‘Tis the season for creative adaptations of the familiar nativity scene and Christmas story.
Not long after Eve and Lily were born I first saw this one:
After spending two weeks of November 2015 in Palestine and Israel, this one took on new meaning:
Funny. And also a reminder that Bethlehem is a real place with real people currently walled off from the surrounding countryside.
Then in 2016 someone had the brilliant idea to make and market this:
A hipster nativity is both an update of birth scenes in the developed world, and, in my reading of it, a not-so-subtle commentary on how a self-absorbed image-conscious virtue-signaling culture can be ridiculously distracted from being present for holy moments and persons.
This season the Washington Post is reporting another nativity adapted to address the moment:

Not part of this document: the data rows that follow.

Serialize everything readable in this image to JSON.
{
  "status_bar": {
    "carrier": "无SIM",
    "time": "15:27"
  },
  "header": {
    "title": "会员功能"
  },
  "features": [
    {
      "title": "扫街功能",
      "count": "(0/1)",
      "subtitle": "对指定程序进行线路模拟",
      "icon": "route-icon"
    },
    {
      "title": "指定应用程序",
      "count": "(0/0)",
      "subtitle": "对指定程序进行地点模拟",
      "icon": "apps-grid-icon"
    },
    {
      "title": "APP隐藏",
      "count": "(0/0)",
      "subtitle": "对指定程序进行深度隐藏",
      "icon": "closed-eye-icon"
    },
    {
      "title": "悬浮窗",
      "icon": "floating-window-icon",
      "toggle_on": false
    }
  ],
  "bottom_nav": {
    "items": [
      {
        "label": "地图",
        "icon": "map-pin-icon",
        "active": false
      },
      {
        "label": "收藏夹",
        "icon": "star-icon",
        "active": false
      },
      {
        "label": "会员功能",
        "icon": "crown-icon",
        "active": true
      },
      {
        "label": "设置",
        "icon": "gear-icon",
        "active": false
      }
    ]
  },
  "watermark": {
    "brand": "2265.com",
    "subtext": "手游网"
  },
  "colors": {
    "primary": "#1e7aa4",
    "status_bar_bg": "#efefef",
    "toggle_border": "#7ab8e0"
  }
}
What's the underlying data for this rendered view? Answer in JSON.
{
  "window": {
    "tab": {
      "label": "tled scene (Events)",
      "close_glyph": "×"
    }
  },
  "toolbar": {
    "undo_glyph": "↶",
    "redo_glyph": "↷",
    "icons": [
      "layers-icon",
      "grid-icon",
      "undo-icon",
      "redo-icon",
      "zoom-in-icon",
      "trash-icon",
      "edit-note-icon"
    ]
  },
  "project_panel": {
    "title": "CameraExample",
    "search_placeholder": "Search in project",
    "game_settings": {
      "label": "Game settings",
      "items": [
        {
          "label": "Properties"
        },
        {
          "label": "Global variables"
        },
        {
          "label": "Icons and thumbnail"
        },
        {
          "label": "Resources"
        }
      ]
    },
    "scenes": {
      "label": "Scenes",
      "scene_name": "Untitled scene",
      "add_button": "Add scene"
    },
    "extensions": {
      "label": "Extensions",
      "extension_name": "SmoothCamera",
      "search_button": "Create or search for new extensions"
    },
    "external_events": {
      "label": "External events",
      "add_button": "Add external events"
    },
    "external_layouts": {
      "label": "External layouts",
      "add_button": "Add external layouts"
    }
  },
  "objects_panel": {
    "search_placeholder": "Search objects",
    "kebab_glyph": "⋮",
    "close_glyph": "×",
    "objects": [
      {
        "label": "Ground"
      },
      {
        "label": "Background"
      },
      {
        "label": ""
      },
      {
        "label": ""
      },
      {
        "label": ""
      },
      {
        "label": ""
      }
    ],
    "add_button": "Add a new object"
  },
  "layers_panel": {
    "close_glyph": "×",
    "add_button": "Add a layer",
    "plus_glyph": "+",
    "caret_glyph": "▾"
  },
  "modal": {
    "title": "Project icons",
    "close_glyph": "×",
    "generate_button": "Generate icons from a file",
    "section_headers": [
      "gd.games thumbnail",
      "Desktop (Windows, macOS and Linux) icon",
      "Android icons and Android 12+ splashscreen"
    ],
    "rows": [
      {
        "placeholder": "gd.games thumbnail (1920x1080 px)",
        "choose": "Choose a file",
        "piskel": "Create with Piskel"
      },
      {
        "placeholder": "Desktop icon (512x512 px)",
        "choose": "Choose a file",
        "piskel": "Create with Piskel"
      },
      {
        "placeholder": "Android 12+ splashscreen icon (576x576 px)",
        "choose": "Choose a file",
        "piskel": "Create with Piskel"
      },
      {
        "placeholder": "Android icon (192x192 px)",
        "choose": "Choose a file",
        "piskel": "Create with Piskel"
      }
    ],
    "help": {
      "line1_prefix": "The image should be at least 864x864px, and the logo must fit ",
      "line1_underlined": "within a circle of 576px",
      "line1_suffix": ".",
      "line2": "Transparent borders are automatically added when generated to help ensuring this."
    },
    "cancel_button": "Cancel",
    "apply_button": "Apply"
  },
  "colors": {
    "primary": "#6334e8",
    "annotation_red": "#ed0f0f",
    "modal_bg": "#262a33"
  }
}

This scene was unveiled this past weekend at the Claremont United Methodist Church in California. Representing the holy family separated and caged is an example of the kind of theological imagination needed to connect our sacred stories with the present. The article notes that inside the church is a second scene with the family reunited. The Reverend Karen Clark Ristine comments: “You are seeing them reunited as we believe it is in the realm of God’s love.”